▶ **Problem statement**
Copy each record exactly as it reads, leaving out any pictures it holds.

Start of Extracted data

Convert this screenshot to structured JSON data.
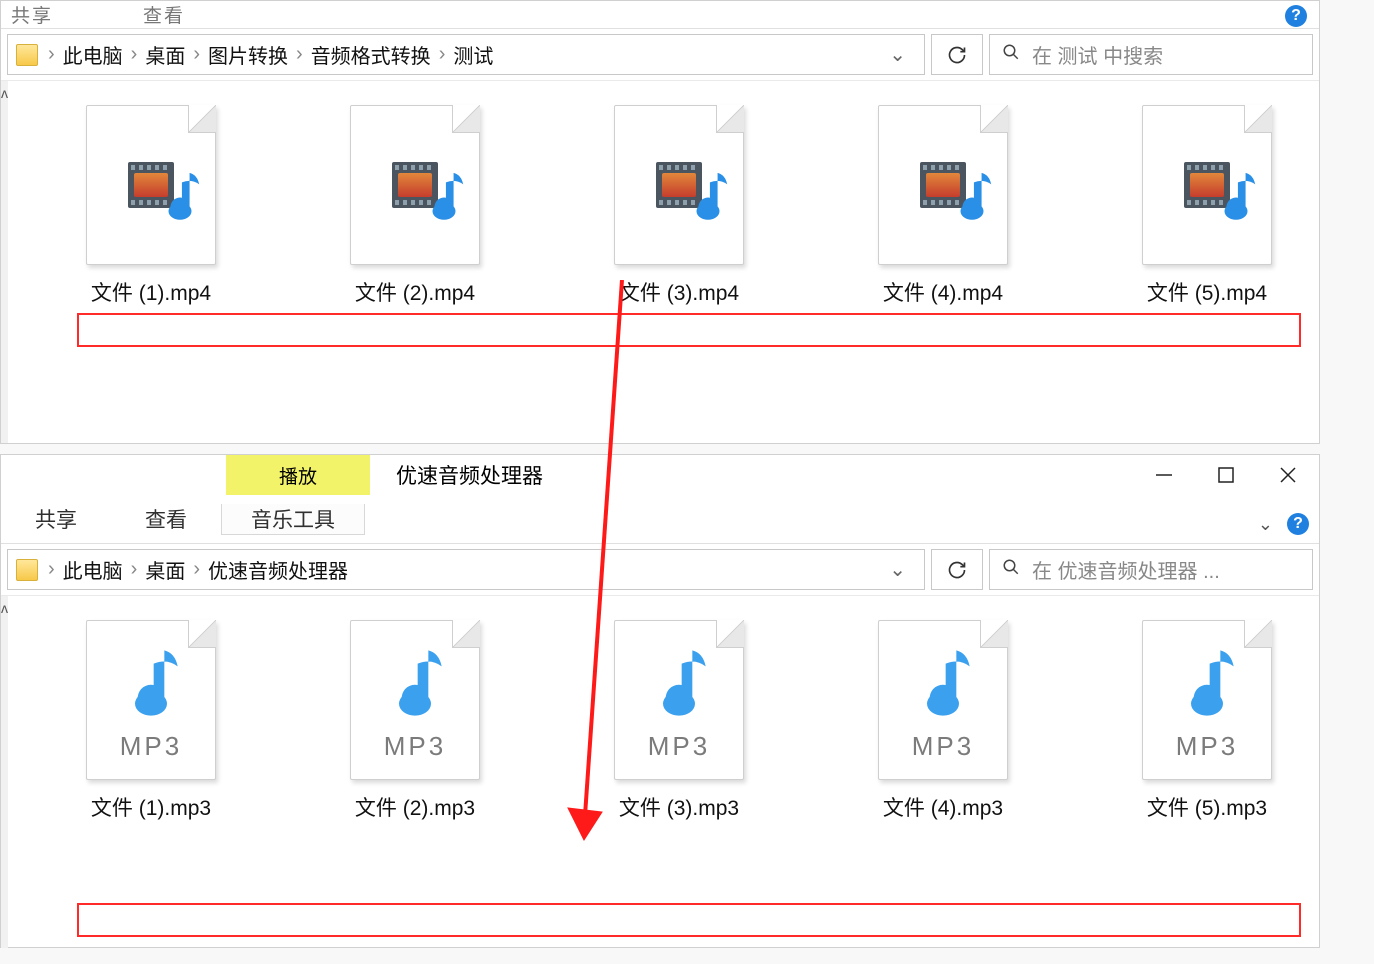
{
  "window1": {
    "ribbon_hints": [
      "共享",
      "查看"
    ],
    "breadcrumb": [
      "此电脑",
      "桌面",
      "图片转换",
      "音频格式转换",
      "测试"
    ],
    "search_placeholder": "在 测试 中搜索",
    "files": [
      {
        "name": "文件 (1).mp4"
      },
      {
        "name": "文件 (2).mp4"
      },
      {
        "name": "文件 (3).mp4"
      },
      {
        "name": "文件 (4).mp4"
      },
      {
        "name": "文件 (5).mp4"
      }
    ]
  },
  "window2": {
    "context_tab": "播放",
    "title": "优速音频处理器",
    "tabs": {
      "share": "共享",
      "view": "查看",
      "music_tools": "音乐工具"
    },
    "breadcrumb": [
      "此电脑",
      "桌面",
      "优速音频处理器"
    ],
    "search_placeholder": "在 优速音频处理器 ...",
    "mp3_label": "MP3",
    "files": [
      {
        "name": "文件 (1).mp3"
      },
      {
        "name": "文件 (2).mp3"
      },
      {
        "name": "文件 (3).mp3"
      },
      {
        "name": "文件 (4).mp3"
      },
      {
        "name": "文件 (5).mp3"
      }
    ]
  }
}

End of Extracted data

▶ **Result of the task**
Convert this screenshot to structured JSON data.
{
  "window1": {
    "ribbon_hints": [
      "共享",
      "查看"
    ],
    "breadcrumb": [
      "此电脑",
      "桌面",
      "图片转换",
      "音频格式转换",
      "测试"
    ],
    "search_placeholder": "在 测试 中搜索",
    "files": [
      {
        "name": "文件 (1).mp4"
      },
      {
        "name": "文件 (2).mp4"
      },
      {
        "name": "文件 (3).mp4"
      },
      {
        "name": "文件 (4).mp4"
      },
      {
        "name": "文件 (5).mp4"
      }
    ]
  },
  "window2": {
    "context_tab": "播放",
    "title": "优速音频处理器",
    "tabs": {
      "share": "共享",
      "view": "查看",
      "music_tools": "音乐工具"
    },
    "breadcrumb": [
      "此电脑",
      "桌面",
      "优速音频处理器"
    ],
    "search_placeholder": "在 优速音频处理器 ...",
    "mp3_label": "MP3",
    "files": [
      {
        "name": "文件 (1).mp3"
      },
      {
        "name": "文件 (2).mp3"
      },
      {
        "name": "文件 (3).mp3"
      },
      {
        "name": "文件 (4).mp3"
      },
      {
        "name": "文件 (5).mp3"
      }
    ]
  }
}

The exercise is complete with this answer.